■ **Problem to work on**
Each record must appear in the answer exactly as it does in the data.

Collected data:
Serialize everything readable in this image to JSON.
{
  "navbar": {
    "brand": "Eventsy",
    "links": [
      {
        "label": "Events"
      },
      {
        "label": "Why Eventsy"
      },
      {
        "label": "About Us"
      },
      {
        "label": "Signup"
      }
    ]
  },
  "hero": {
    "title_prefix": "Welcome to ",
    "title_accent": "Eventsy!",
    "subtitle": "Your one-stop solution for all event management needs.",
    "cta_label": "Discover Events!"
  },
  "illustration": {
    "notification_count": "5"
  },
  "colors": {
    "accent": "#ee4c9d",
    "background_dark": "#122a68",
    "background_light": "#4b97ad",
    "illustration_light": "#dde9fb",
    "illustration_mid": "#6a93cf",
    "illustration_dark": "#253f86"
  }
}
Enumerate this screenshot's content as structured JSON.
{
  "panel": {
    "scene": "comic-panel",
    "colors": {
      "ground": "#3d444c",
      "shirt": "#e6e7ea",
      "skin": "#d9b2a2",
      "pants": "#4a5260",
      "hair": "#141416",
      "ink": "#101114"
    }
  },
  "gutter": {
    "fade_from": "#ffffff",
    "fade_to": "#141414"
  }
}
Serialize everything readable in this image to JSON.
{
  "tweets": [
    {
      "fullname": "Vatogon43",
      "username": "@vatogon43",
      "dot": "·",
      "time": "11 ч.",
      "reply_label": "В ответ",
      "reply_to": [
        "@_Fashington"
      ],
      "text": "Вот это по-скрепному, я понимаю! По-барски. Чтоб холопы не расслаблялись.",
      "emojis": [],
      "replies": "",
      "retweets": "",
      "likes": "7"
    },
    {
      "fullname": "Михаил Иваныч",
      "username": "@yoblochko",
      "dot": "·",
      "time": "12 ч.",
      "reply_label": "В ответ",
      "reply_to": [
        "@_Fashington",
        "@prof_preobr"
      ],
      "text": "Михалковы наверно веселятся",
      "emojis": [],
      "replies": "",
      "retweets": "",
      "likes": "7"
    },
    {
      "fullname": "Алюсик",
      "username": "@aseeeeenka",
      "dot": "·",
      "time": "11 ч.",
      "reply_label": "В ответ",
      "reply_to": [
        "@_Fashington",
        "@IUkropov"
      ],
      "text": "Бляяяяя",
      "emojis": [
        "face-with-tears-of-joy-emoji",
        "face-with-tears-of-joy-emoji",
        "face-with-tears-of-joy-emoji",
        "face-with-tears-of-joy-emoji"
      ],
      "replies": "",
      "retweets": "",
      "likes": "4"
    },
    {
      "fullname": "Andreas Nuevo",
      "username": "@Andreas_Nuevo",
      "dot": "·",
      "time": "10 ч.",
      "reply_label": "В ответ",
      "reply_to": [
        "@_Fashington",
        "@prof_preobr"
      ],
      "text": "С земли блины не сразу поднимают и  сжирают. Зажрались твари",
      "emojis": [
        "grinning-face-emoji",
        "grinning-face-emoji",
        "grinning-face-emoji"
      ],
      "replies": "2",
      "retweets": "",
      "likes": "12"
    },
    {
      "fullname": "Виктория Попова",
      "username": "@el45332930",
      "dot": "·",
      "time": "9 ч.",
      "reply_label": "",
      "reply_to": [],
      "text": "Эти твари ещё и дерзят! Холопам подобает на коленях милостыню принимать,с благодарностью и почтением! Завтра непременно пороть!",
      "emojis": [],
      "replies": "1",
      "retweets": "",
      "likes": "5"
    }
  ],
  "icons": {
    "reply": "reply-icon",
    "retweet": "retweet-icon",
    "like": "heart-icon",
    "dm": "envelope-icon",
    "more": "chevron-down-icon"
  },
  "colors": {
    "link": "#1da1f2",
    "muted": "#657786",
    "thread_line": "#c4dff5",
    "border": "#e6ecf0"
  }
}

■ **Written solution**
Serialize everything readable in this image to JSON.
{
  "navbar": {
    "brand": "Eventsy",
    "links": [
      {
        "label": "Events"
      },
      {
        "label": "Why Eventsy"
      },
      {
        "label": "About Us"
      },
      {
        "label": "Signup"
      }
    ]
  },
  "hero": {
    "title_prefix": "Welcome to ",
    "title_accent": "Eventsy!",
    "subtitle": "Your one-stop solution for all event management needs.",
    "cta_label": "Discover Events!"
  },
  "illustration": {
    "notification_count": "5"
  },
  "colors": {
    "accent": "#ee4c9d",
    "background_dark": "#122a68",
    "background_light": "#4b97ad",
    "illustration_light": "#dde9fb",
    "illustration_mid": "#6a93cf",
    "illustration_dark": "#253f86"
  }
}
Enumerate this screenshot's content as structured JSON.
{
  "panel": {
    "scene": "comic-panel",
    "colors": {
      "ground": "#3d444c",
      "shirt": "#e6e7ea",
      "skin": "#d9b2a2",
      "pants": "#4a5260",
      "hair": "#141416",
      "ink": "#101114"
    }
  },
  "gutter": {
    "fade_from": "#ffffff",
    "fade_to": "#141414"
  }
}
Serialize everything readable in this image to JSON.
{
  "tweets": [
    {
      "fullname": "Vatogon43",
      "username": "@vatogon43",
      "dot": "·",
      "time": "11 ч.",
      "reply_label": "В ответ",
      "reply_to": [
        "@_Fashington"
      ],
      "text": "Вот это по-скрепному, я понимаю! По-барски. Чтоб холопы не расслаблялись.",
      "emojis": [],
      "replies": "",
      "retweets": "",
      "likes": "7"
    },
    {
      "fullname": "Михаил Иваныч",
      "username": "@yoblochko",
      "dot": "·",
      "time": "12 ч.",
      "reply_label": "В ответ",
      "reply_to": [
        "@_Fashington",
        "@prof_preobr"
      ],
      "text": "Михалковы наверно веселятся",
      "emojis": [],
      "replies": "",
      "retweets": "",
      "likes": "7"
    },
    {
      "fullname": "Алюсик",
      "username": "@aseeeeenka",
      "dot": "·",
      "time": "11 ч.",
      "reply_label": "В ответ",
      "reply_to": [
        "@_Fashington",
        "@IUkropov"
      ],
      "text": "Бляяяяя",
      "emojis": [
        "face-with-tears-of-joy-emoji",
        "face-with-tears-of-joy-emoji",
        "face-with-tears-of-joy-emoji",
        "face-with-tears-of-joy-emoji"
      ],
      "replies": "",
      "retweets": "",
      "likes": "4"
    },
    {
      "fullname": "Andreas Nuevo",
      "username": "@Andreas_Nuevo",
      "dot": "·",
      "time": "10 ч.",
      "reply_label": "В ответ",
      "reply_to": [
        "@_Fashington",
        "@prof_preobr"
      ],
      "text": "С земли блины не сразу поднимают и  сжирают. Зажрались твари",
      "emojis": [
        "grinning-face-emoji",
        "grinning-face-emoji",
        "grinning-face-emoji"
      ],
      "replies": "2",
      "retweets": "",
      "likes": "12"
    },
    {
      "fullname": "Виктория Попова",
      "username": "@el45332930",
      "dot": "·",
      "time": "9 ч.",
      "reply_label": "",
      "reply_to": [],
      "text": "Эти твари ещё и дерзят! Холопам подобает на коленях милостыню принимать,с благодарностью и почтением! Завтра непременно пороть!",
      "emojis": [],
      "replies": "1",
      "retweets": "",
      "likes": "5"
    }
  ],
  "icons": {
    "reply": "reply-icon",
    "retweet": "retweet-icon",
    "like": "heart-icon",
    "dm": "envelope-icon",
    "more": "chevron-down-icon"
  },
  "colors": {
    "link": "#1da1f2",
    "muted": "#657786",
    "thread_line": "#c4dff5",
    "border": "#e6ecf0"
  }
}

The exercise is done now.